He had some evidence for this; in his childhood, he had often been able to bend reality to his desires.
Rebelliousness and willfulness were ingrained in his character.
He had the sense that he was special, a chosen one, an enlightened one.
"He thinks there are a few people who are special— people like Einstein and Gandhi and the gurus he met in India
and he's one of them," said Hertzfeld.
"He told Chrisann this. Once he even hinted to me that he was enlightened.
It's almost like Nietzsche."
Jobs never studied Nietzsche,
but the philosopher's concept of the will to power and the special nature of the überman came naturally to him.
As Nietzsche wrote in Thus Spoke Zarathustra,
"The spirit now wills his own will, and he who had been lost to the world now conquers the world."

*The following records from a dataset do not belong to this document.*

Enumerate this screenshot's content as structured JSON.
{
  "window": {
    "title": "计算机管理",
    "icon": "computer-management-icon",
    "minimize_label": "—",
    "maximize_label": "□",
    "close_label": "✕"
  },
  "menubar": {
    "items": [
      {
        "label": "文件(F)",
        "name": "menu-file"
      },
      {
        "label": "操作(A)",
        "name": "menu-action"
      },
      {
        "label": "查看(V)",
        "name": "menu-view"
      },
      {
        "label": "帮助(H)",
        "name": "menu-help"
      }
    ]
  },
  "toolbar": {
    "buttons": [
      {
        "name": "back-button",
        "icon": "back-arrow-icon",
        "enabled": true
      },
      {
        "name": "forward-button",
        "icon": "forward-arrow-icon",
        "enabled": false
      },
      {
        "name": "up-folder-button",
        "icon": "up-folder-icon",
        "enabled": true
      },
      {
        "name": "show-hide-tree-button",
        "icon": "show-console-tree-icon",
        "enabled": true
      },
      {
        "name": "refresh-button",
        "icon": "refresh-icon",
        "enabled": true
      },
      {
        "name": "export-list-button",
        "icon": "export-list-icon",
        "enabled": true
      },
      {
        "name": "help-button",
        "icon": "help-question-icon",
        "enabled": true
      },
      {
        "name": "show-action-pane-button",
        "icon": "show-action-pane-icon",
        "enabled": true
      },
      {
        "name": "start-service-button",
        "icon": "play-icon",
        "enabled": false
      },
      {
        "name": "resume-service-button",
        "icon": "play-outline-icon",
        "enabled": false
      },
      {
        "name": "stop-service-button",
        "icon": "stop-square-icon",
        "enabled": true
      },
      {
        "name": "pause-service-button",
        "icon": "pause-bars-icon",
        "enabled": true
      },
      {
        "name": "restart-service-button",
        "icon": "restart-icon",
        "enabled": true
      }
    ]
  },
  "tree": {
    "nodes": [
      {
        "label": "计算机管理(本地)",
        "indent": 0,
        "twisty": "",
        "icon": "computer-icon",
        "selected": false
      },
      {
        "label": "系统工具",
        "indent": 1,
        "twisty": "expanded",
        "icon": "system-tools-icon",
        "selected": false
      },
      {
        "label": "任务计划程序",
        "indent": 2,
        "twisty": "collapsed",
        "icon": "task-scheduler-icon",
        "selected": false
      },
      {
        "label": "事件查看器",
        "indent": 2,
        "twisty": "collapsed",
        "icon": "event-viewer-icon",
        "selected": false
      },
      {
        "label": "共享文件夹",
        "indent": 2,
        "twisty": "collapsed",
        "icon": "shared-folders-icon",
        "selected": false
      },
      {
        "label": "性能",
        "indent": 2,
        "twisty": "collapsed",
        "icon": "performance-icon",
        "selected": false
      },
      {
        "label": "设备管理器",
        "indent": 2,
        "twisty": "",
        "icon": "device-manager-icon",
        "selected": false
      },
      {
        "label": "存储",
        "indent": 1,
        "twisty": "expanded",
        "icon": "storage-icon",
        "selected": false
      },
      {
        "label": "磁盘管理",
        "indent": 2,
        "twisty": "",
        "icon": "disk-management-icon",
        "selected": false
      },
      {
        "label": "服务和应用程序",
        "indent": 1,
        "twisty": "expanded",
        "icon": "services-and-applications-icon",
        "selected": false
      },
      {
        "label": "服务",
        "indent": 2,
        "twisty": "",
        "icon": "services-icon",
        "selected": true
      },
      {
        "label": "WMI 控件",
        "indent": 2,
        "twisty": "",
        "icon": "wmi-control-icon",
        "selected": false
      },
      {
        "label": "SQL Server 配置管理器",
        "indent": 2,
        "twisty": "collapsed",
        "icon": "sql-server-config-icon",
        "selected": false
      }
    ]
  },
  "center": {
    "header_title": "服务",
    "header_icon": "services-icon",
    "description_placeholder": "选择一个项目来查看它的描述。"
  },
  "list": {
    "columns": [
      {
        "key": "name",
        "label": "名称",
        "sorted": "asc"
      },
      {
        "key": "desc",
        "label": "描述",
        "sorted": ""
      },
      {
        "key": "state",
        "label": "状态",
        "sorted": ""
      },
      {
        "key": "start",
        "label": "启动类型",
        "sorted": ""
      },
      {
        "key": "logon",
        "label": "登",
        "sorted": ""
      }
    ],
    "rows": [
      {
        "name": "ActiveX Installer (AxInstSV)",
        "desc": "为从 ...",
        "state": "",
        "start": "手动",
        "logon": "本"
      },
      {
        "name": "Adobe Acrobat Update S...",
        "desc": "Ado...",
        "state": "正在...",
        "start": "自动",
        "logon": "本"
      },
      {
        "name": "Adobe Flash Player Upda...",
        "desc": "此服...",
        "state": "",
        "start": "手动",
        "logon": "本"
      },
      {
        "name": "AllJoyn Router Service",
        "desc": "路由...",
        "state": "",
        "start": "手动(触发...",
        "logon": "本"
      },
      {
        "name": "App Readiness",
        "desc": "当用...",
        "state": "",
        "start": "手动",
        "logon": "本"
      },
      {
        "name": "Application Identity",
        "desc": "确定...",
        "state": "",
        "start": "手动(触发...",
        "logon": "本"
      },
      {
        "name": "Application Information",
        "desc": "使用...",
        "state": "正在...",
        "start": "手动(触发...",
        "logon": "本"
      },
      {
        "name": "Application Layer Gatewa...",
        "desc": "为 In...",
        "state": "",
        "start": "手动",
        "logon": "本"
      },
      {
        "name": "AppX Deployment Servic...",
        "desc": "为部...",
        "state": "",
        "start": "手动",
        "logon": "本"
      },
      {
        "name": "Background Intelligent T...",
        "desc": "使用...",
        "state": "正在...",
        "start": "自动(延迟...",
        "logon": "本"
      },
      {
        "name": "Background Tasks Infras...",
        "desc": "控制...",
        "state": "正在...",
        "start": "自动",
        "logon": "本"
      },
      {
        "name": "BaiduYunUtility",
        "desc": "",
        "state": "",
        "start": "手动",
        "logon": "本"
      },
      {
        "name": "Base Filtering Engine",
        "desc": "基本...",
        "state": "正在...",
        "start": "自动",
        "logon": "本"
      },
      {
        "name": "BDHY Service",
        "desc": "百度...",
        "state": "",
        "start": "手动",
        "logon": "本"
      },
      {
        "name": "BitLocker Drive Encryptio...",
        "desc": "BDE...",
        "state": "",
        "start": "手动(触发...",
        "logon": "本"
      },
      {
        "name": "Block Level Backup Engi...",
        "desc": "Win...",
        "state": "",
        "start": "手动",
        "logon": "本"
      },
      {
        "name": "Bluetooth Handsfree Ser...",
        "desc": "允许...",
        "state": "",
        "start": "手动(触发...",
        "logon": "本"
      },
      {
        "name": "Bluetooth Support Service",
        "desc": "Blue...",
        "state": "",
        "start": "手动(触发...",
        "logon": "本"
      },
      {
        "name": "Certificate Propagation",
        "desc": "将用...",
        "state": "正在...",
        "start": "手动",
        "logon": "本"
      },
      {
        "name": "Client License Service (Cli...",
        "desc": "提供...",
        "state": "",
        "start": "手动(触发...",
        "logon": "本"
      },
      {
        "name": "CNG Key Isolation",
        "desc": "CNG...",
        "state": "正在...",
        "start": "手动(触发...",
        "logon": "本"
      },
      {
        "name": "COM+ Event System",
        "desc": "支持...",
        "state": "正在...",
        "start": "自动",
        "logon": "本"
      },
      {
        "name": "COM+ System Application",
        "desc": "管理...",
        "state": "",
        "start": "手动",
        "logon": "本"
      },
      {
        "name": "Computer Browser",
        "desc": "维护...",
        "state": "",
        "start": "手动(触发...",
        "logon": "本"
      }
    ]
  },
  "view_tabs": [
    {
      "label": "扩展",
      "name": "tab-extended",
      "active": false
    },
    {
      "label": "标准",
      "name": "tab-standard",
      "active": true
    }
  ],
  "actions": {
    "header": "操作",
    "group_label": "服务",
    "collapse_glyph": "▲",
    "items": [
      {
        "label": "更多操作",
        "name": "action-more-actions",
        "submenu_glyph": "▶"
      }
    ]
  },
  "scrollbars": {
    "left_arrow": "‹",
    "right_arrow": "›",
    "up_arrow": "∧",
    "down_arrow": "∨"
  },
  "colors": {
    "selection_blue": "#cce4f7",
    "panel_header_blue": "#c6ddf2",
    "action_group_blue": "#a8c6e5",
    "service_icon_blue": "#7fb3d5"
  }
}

If reality did not comport with his will, he would ignore it,
as he had done with the birth of his daughter and would do years later, when first diagnosed with cancer.
Even in small everyday rebellions, such as not putting a license plate on his car and parking it in handicapped spaces,
he acted as if he were not subject to the strictures around him.
Another key aspect of Jobs's worldview was his binary way of categorizing things.
People were either "enlightened" or "an asshole."
Their work was either "the best" or "totally shitty."
Bill Atkinson, the Mac designer who fell on the good side of these dichotomies, described what it was like:
It was difficult working under Steve, because there was a great polarity between gods and shitheads.
If you were a god, you were up on a pedestal and could do no wrong.
Those of us who were considered to be gods, as I was,
knew that we were actually mortal and made bad engineering decisions and farted like any person,
so we were always afraid that we would get knocked off our pedestal.
The ones who were shitheads, who were brilliant engineers working very hard,
felt there was no way they could get appreciated and rise above their status.